Earlier in the month, David Rojas, executive director of Swan City Football Club, said his biggest concern was the timeline of when the facility could be completed.
Demolishment of the old Composite School and Leisure Centre needs to be completed, and then land repaired before a dome can be constructed on the Avondale site. Demolition is expected to begin in the coming weeks.
Grande Prairie Public School Division Chair Joan Nellis and Superintendent Sandy McDonald spoke to city council on April 3 in support of a recreational facility in Avondale.
Residents from the Smith neighbourhood came to council in opposition to the proposed site in Smith.
William Colt Mainse spoke with his neighbours and gathered 30 letters opposing the dome. Some noted noise levels, higher traffic, parking, and the dome's shadow cutting down on sunlight on neighbouring homes.

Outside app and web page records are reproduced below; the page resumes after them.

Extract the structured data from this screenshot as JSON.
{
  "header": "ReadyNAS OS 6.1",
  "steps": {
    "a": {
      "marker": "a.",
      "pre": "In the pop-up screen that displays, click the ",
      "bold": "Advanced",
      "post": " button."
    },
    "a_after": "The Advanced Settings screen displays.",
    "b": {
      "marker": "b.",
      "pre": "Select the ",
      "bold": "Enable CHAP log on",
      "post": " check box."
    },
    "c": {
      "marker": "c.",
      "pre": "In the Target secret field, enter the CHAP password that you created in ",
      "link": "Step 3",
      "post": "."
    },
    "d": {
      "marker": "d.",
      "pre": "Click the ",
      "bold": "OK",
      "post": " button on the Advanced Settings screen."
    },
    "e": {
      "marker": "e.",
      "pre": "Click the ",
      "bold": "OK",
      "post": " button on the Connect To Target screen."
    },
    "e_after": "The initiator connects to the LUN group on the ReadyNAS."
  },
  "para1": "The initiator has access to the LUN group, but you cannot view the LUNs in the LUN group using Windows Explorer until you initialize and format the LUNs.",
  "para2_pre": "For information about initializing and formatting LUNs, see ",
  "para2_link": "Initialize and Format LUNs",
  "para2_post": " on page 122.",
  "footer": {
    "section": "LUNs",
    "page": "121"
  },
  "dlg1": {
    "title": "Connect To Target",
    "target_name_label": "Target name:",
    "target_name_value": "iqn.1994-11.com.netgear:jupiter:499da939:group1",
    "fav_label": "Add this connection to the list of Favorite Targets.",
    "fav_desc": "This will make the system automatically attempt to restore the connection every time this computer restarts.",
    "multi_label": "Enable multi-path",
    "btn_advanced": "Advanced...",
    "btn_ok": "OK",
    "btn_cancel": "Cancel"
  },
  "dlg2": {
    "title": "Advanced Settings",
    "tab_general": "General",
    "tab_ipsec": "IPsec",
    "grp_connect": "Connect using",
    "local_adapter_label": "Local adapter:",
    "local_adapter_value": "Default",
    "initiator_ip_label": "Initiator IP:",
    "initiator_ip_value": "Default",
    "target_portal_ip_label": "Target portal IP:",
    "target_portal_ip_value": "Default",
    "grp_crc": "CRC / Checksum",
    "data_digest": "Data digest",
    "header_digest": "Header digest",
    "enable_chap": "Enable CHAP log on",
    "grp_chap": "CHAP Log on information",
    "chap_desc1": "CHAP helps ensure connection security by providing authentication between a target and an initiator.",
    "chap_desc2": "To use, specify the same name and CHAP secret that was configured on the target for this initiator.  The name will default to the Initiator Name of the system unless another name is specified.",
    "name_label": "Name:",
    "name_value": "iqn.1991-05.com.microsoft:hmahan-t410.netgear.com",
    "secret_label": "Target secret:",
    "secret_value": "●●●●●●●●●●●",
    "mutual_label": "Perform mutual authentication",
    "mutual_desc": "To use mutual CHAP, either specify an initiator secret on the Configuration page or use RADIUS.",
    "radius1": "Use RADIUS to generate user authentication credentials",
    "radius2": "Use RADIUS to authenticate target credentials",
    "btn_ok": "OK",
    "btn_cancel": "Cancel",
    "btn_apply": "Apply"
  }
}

Michelle Gairdner, a Smith resident of 24 years, said she didn't want the dome in her neighbourhood. She noted she was aware of how the land south of her home on the vacant lot was zoned and that there is potential for a large apartment building to be built there, but said she hopes the land could be used for senior housing or a care facility.
The Smith lands were allocated to the Grande Spirit Foundation (GSF) in 2018.
Members of GSF also attended the council meeting, with the intention to ensure to city council the foundation is still interested in the Smith lands as future housing site.
GSF currently has a waiting list of 553 applications of residents looking for affordable housing; 95 per cent of those are located in the city, said Judy Kokotilo-Bekkerus, GSF chair and Town of Beaverlodge councillor.
“We currently have someone interested in building some apartments, and if they (city council) went with housing, this could happen much quicker.”
Still, with the dome going to Avondale, the mayor is looking toward other locations for the GSF housing.
The mayor noted she believes Smith would make a great multi-family site, but for seniors, an area closer to grocery stores and other amenities would be more suitable and beneficial.
Clayton said conversations will continue with Grande Prairie Regional Recreation Committee.
Jesse Boily, Local Journalism Initiative Reporter, Town & Country News